Given information:
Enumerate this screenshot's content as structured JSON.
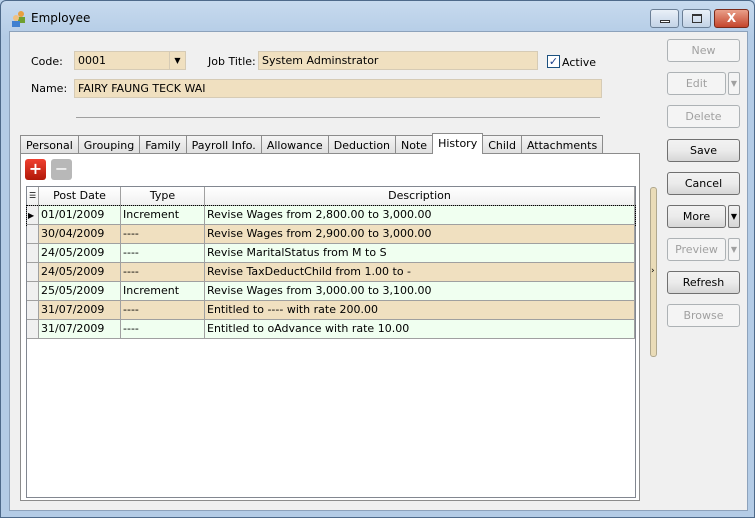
{
  "window": {
    "title": "Employee"
  },
  "form": {
    "code_label": "Code:",
    "code_value": "0001",
    "job_title_label": "Job Title:",
    "job_title_value": "System Adminstrator",
    "active_label": "Active",
    "active_checked": true,
    "name_label": "Name:",
    "name_value": "FAIRY FAUNG TECK WAI"
  },
  "tabs": [
    "Personal",
    "Grouping",
    "Family",
    "Payroll Info.",
    "Allowance",
    "Deduction",
    "Note",
    "History",
    "Child",
    "Attachments"
  ],
  "active_tab": "History",
  "grid": {
    "columns": [
      "Post Date",
      "Type",
      "Description"
    ],
    "rows": [
      [
        "01/01/2009",
        "Increment",
        "Revise Wages from 2,800.00 to 3,000.00"
      ],
      [
        "30/04/2009",
        "----",
        "Revise Wages from 2,900.00 to 3,000.00"
      ],
      [
        "24/05/2009",
        "----",
        "Revise MaritalStatus from M to S"
      ],
      [
        "24/05/2009",
        "----",
        "Revise TaxDeductChild from 1.00 to -"
      ],
      [
        "25/05/2009",
        "Increment",
        "Revise Wages from 3,000.00 to 3,100.00"
      ],
      [
        "31/07/2009",
        "----",
        "Entitled to ---- with rate 200.00"
      ],
      [
        "31/07/2009",
        "----",
        "Entitled to oAdvance with rate 10.00"
      ]
    ]
  },
  "colors": {
    "row_even": "#f0fff0",
    "row_odd": "#f0e0c0",
    "field": "#f0e0c0"
  },
  "buttons": {
    "new": "New",
    "edit": "Edit",
    "delete": "Delete",
    "save": "Save",
    "cancel": "Cancel",
    "more": "More",
    "preview": "Preview",
    "refresh": "Refresh",
    "browse": "Browse"
  }
}
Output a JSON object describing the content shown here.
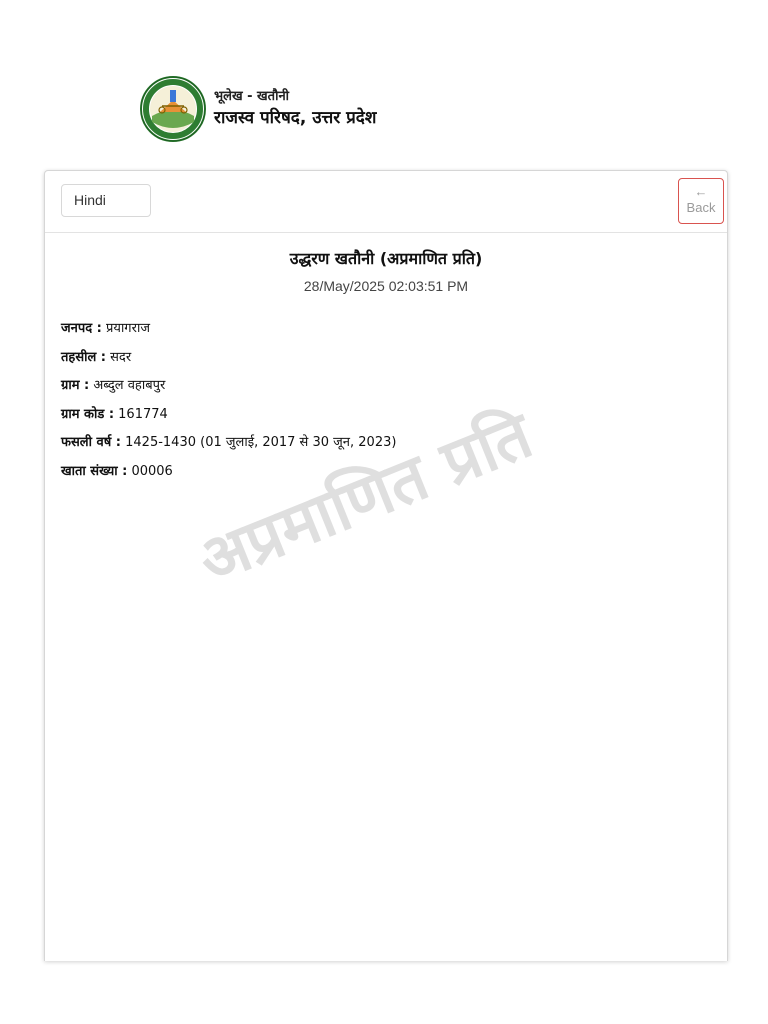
{
  "header": {
    "logo_icon": "up-revenue-board-seal-icon",
    "subtitle": "भूलेख - खतौनी",
    "title": "राजस्व परिषद, उत्तर प्रदेश"
  },
  "toolbar": {
    "language_selected": "Hindi",
    "back_arrow": "←",
    "back_label": "Back",
    "back_border_color": "#d9534f"
  },
  "document": {
    "title": "उद्धरण खतौनी (अप्रमाणित प्रति)",
    "timestamp": "28/May/2025 02:03:51 PM",
    "fields": [
      {
        "label": "जनपद :",
        "value": " प्रयागराज"
      },
      {
        "label": "तहसील :",
        "value": " सदर"
      },
      {
        "label": "ग्राम :",
        "value": " अब्दुल वहाबपुर"
      },
      {
        "label": "ग्राम कोड :",
        "value": " 161774"
      },
      {
        "label": "फसली वर्ष :",
        "value": " 1425-1430 (01 जुलाई, 2017 से 30 जून, 2023)"
      },
      {
        "label": "खाता संख्या :",
        "value": " 00006"
      }
    ],
    "watermark": "अप्रमाणित प्रति"
  }
}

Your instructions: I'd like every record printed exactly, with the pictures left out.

Answer to the problem:
Enumerate this screenshot's content as structured JSON.
{
  "window": {
    "title": "Employee"
  },
  "form": {
    "code_label": "Code:",
    "code_value": "0001",
    "job_title_label": "Job Title:",
    "job_title_value": "System Adminstrator",
    "active_label": "Active",
    "active_checked": true,
    "name_label": "Name:",
    "name_value": "FAIRY FAUNG TECK WAI"
  },
  "tabs": [
    "Personal",
    "Grouping",
    "Family",
    "Payroll Info.",
    "Allowance",
    "Deduction",
    "Note",
    "History",
    "Child",
    "Attachments"
  ],
  "active_tab": "History",
  "grid": {
    "columns": [
      "Post Date",
      "Type",
      "Description"
    ],
    "rows": [
      [
        "01/01/2009",
        "Increment",
        "Revise Wages from 2,800.00 to 3,000.00"
      ],
      [
        "30/04/2009",
        "----",
        "Revise Wages from 2,900.00 to 3,000.00"
      ],
      [
        "24/05/2009",
        "----",
        "Revise MaritalStatus from M to S"
      ],
      [
        "24/05/2009",
        "----",
        "Revise TaxDeductChild from 1.00 to -"
      ],
      [
        "25/05/2009",
        "Increment",
        "Revise Wages from 3,000.00 to 3,100.00"
      ],
      [
        "31/07/2009",
        "----",
        "Entitled to ---- with rate 200.00"
      ],
      [
        "31/07/2009",
        "----",
        "Entitled to oAdvance with rate 10.00"
      ]
    ]
  },
  "colors": {
    "row_even": "#f0fff0",
    "row_odd": "#f0e0c0",
    "field": "#f0e0c0"
  },
  "buttons": {
    "new": "New",
    "edit": "Edit",
    "delete": "Delete",
    "save": "Save",
    "cancel": "Cancel",
    "more": "More",
    "preview": "Preview",
    "refresh": "Refresh",
    "browse": "Browse"
  }
}
Output a JSON object describing the content shown here.
{
  "header": {
    "logo_icon": "up-revenue-board-seal-icon",
    "subtitle": "भूलेख - खतौनी",
    "title": "राजस्व परिषद, उत्तर प्रदेश"
  },
  "toolbar": {
    "language_selected": "Hindi",
    "back_arrow": "←",
    "back_label": "Back",
    "back_border_color": "#d9534f"
  },
  "document": {
    "title": "उद्धरण खतौनी (अप्रमाणित प्रति)",
    "timestamp": "28/May/2025 02:03:51 PM",
    "fields": [
      {
        "label": "जनपद :",
        "value": " प्रयागराज"
      },
      {
        "label": "तहसील :",
        "value": " सदर"
      },
      {
        "label": "ग्राम :",
        "value": " अब्दुल वहाबपुर"
      },
      {
        "label": "ग्राम कोड :",
        "value": " 161774"
      },
      {
        "label": "फसली वर्ष :",
        "value": " 1425-1430 (01 जुलाई, 2017 से 30 जून, 2023)"
      },
      {
        "label": "खाता संख्या :",
        "value": " 00006"
      }
    ],
    "watermark": "अप्रमाणित प्रति"
  }
}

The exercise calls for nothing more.